Montgomery College also expressed opposition to the draft plan's route that passes through its Rockville campus. Don Smith, director of the college's Evening and Weekend Office, and a member of its bike task force, said the college "strongly supports" biking, noting its participation in the Capital Bikeshare program. But "it cannot compromise security by opening the perimeter fence" in the northwest area of the campus, Smith said. "Controlling access is critical to the prevention” of crime on campus, Smith argued. The college "does not endorse" the plan's proposed through-campus route for that reason, Smith said.

The solid opposition of the college to opening the fence needs to be taken into account before passing the draft plan, two commissioners argued. Commissioner John Tyner said the campus is "not to be breached in any place." Leiderman pointed out that, while the city can put any route into the plan, the college cannot be compelled to open its property. To go forward with the college segment as written, would be "exercising futility, to put something in a master plan that cannot be," Leiderman argued.

Proponents of the plan stressed the importance of bike route connectivity both within the city, and to bike infrastructure outside of it. Rockville is already ahead of most in the county in its number and route miles of bike trails. It seems realistic that the goal of more connections could be accomplished while addressing community concerns, such as those expressed at the hearing.

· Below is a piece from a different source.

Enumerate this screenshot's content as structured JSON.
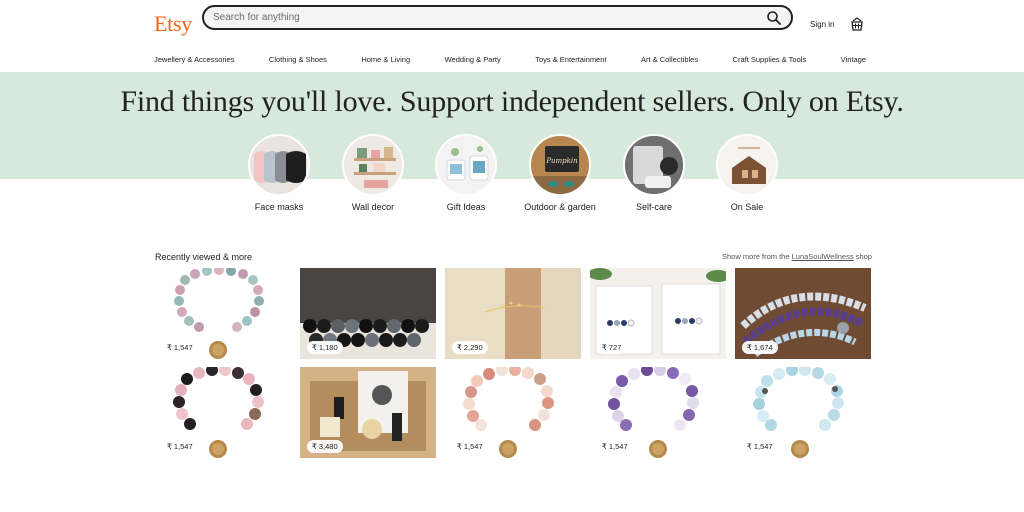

Leiderman moved to hold a second public hearing after the commission holds work sessions, and to keep the public record on the plan open until after that hearing is held. That would ensure the public can comment on finer details not yet known, he said. Tyner agreed, and urged citizens to get involved on the issue. Commissioner David Hill recommended the record close one week following the second hearing. Leiderman and Tyner concurred. Leiderman's amended motion passed unanimously.

Wednesday, November 20, 2013

ELECTRIC CAR CHARGING STATION COMING TO WOODLEY GARDENS SHOPPING CENTER IN ROCKVILLE (PHOTOS)

An electric car charging station is coming soon at the Woodley Gardens shopping center in Rockville. In addition to serving any nearby residents with electric cars (I saw a Chevrolet Volt parked in the area), it could also be a charging point for drivers between Bethesda and Frederick, as the shopping center is off of exit 6A on I-270.